Calendar Year 2009 Traffic Fatalities Continue Record Downward Trend
The U.S. Department of Transportation today announced that the number of overall traffic fatalities reported at the end of 2009 reached the lowest level since 1954, declining for the 15th consecutive quarter. According to early projections, the fatality rate, which takes into account the number of miles traveled, reached the lowest level ever recorded.
“This is exciting news, but there are still far too many people dying in traffic accidents,” said U.S. Transportation Secretary Ray LaHood. “Drivers need to keep their hands on the steering wheel and their focus on the road in order to stay safe.”
The projected fatality data for 2009 places the highway death count at 33,963, a drop of 8.9 percent as compared to the 37,261 deaths reported in 2008. The fatality rate for 2009 declined to the lowest on record, to 1.16 fatalities per 100 million Vehicle Miles Traveled (VMT) down from 1.25 fatalities per 100 million VMT in 2008.
“This continuing decline in highway deaths is encouraging, but our work is far from over,” said National Highway Traffic Safety Administrator David Strickland. “We want to see those numbers drop further. We will not stop as long as there are still lives lost on our nation’s highways. We must continue our efforts to ensure seat belts are always used and stay focused on reducing distracted and impaired driving.”
The National Highway Traffic Safety Administration attributes the decline in 2009 to a combination of factors that include, high visibility campaigns like Click It or Ticket to increase seat belt use, and Drunk Driving. Over the Limit. Under Arrest which helps with the enforcement of state laws to prevent drunk driving and distracted driving. In addition, the decline is also the result of safer roads, safer vehicles and motorists driving less.
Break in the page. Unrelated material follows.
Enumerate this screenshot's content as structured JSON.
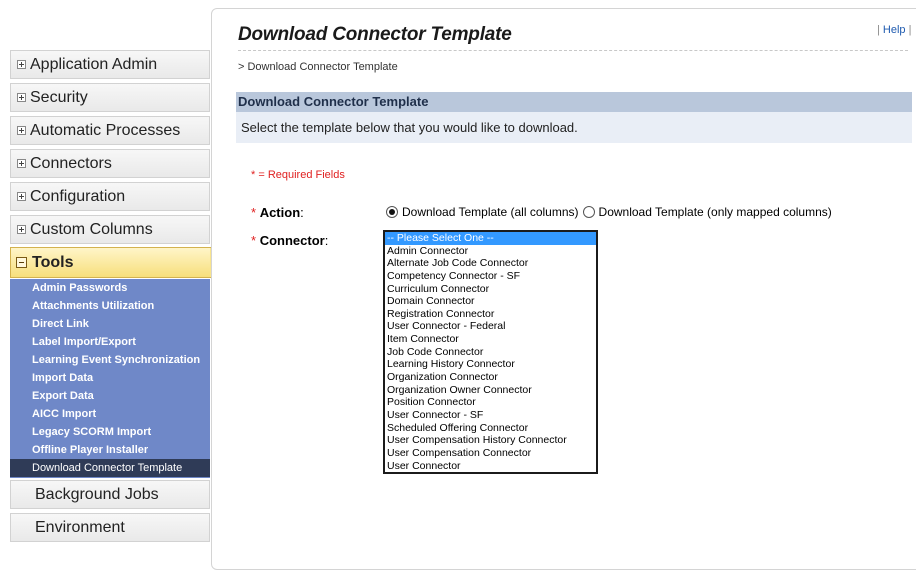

NHTSA annually collects crash statistics from the 50 states, the District of Columbia and Puerto Rico to produce annual reports on traffic fatality trends. The agency intends to update 2009 estimates regularly as more data becomes available. The final counts for 2009 will be made available in the summer of 2010. To view the preliminary fatality statistics visit: http://www-nrd.nhtsa.dot.gov/Pubs/811291.PDF